Huntington, H.P. (2004). The Changing Arctic: Indigenous Perspectives. Human Dimensions of the Arctic Environment. 55th Arctic Science Conference Anchorage Session, 18.
Huntington, H., Callaghan, T., Fox, S., and Krupnik, I. (2004). Matching traditional and scientific observations to detect environmental change: a discussion on arctic terrestrial ecosystems.
Ipsen, B. (2006, Sept. 11). Section of Kivalina wall fails first test as storm season begins. Schaeffer advocate for tougher enforcement. The Arctic Sounder, 20 (40), 1, 11.
Krakoff, S. (2008). American Indian, climate change, and ethics for a warming world. Denver University Law Review 85.
Maynard, N.G., (Ed.). (1998). Native peoples-native homelands climate change workshop: final report. U.S. Global Change Research Program.
McNutt, D. (Ed.). (2006). Northwest tribes: meeting the challenge of climate change. Northwest Indian Applied Research Institute.
Middaugh, Marguerite E. (2006). Linking global warming to Inuit human rights. San Diego International Law Journal, 8, 179-208.
National Congress of American Indians. (2006, Winter Session). “Resolution # EWS-06-004: Supporting a National Mandatory Program to Reduce Climate Change Pollution and Promote Renewable Energy.
National Tribal Air Association. (2009, Dec. 11). Impacts of climate change on tribes in the United States.
National Wildlife Federation. (2011). Facing the storm: Indian tribes, climate-induced weather extremes, and the future for Indian Country.
Native American Rights Fund. (2009, March 2). Nation’s Tribes Asking Congress for Swift Action on Climate Legislation.

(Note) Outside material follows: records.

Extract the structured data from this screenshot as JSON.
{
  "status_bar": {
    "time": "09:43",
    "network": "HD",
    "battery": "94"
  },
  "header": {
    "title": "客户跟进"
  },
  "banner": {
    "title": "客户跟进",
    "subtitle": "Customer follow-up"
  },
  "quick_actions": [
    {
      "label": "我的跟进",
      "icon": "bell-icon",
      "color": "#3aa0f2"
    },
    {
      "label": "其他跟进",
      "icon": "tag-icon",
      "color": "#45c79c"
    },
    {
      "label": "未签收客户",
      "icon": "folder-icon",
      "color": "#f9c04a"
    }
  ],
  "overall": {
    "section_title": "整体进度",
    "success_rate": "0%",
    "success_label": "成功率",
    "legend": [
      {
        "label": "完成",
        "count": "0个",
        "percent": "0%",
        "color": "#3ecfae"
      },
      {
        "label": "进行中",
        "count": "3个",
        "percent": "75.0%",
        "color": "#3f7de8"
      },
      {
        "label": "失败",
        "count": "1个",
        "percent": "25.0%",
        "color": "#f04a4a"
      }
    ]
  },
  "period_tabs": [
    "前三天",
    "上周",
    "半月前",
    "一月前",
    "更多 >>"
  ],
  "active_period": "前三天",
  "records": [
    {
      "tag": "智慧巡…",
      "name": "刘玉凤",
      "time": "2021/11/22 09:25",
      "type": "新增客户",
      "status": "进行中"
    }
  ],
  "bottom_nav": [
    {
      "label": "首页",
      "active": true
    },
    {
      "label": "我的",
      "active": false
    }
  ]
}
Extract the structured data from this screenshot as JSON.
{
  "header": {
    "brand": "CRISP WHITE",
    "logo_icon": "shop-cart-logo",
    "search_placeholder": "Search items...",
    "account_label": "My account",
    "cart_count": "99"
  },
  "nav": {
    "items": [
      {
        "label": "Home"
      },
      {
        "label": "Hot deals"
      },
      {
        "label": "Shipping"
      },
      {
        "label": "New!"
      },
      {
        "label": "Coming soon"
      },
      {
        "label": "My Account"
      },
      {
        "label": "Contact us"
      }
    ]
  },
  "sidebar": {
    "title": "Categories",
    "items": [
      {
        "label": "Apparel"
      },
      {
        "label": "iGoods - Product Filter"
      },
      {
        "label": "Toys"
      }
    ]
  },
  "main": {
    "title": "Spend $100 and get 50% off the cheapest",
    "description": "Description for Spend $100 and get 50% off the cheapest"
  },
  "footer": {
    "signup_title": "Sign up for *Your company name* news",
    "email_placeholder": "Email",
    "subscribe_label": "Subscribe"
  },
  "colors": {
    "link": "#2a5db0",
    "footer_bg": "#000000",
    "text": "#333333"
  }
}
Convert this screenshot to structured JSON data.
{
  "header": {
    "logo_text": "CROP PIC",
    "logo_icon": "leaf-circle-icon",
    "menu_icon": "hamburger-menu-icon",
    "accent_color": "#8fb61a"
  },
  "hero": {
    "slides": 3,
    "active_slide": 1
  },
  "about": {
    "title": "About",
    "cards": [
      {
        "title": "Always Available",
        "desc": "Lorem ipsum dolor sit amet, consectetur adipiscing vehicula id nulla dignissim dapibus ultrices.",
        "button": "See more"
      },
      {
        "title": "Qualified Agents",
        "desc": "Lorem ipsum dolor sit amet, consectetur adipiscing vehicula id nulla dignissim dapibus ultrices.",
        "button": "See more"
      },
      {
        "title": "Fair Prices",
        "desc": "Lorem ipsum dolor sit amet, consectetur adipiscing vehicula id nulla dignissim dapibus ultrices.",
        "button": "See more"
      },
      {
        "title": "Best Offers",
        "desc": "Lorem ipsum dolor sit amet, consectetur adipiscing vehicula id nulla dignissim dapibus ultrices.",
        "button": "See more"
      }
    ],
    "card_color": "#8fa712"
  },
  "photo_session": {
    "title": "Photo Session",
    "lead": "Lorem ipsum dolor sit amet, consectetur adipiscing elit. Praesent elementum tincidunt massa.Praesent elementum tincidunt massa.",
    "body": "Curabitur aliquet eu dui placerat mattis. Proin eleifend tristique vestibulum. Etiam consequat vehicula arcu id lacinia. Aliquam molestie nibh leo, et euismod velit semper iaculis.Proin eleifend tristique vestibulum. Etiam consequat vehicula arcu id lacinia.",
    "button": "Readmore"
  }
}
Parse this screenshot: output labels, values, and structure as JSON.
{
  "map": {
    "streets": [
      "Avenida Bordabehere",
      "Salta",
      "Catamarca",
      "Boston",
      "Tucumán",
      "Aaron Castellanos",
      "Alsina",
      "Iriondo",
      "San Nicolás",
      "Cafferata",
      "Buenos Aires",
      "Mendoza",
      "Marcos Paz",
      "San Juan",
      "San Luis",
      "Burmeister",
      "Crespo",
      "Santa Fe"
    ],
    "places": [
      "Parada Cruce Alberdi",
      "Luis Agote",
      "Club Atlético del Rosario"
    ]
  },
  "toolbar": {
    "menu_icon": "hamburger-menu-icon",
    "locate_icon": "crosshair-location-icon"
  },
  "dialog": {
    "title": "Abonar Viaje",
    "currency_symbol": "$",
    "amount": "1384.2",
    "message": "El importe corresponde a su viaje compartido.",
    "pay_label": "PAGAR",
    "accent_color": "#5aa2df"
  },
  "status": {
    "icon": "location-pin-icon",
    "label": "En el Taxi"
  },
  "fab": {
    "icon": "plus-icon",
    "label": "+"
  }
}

Norrell, B. (2006, Jan. 11). Indigenous peoples voice urgency on global warming. Indian Country Today 25 (31), p. A1.
Oppmann, P. (2010, April 21). Constant flooding forces out Pacific Northwest tribe, CNN.com, http://edition.cnn.com/2010/US/04/21/hoh.reservation.flooding
Pungowiyi, C. Native observations of climate change in the marine environment of the Bering Strait region.
Rosen, Y. (2005, Summer). The Arctic Dilemma: A perfect storm of environmental changes is transforming Native Alaskan food gathering and culture.” Colorlines, 8 (2), 7.
Thayer, R.S. (2010, Aug. 18). Hopi tribe continues to recover from flooding: final cost estimates from disaster relief efforts total over $300,000. Navajo-Hopi Observer.
Tulalip Natural Resources Department. Climate change impacts on tribal resources. http://tulalip.nsn.us/pdf.docs/FINAL%20CC%20FLYOVER.pdf
Union of Concerned Scientists. (2004). Arctic Climate Impact Assessment, Impacts of a Warming Arctic, Arctic Climate Impact Assessment.
Voggesser, G. (2010, Winter). The tribal path forward: Confronting climate change and conserving nature. The Wildlife Professional. www.wildlifeprofessional-digital.org/wildlifeprofessional/winter2010?pg=26#pg26
Zimmerman, Erika M. (2005). Valuing traditional ecological knowledge: incorporating the experiences of Indigenous people into global climate change policies. New York University Environmental 13, 35.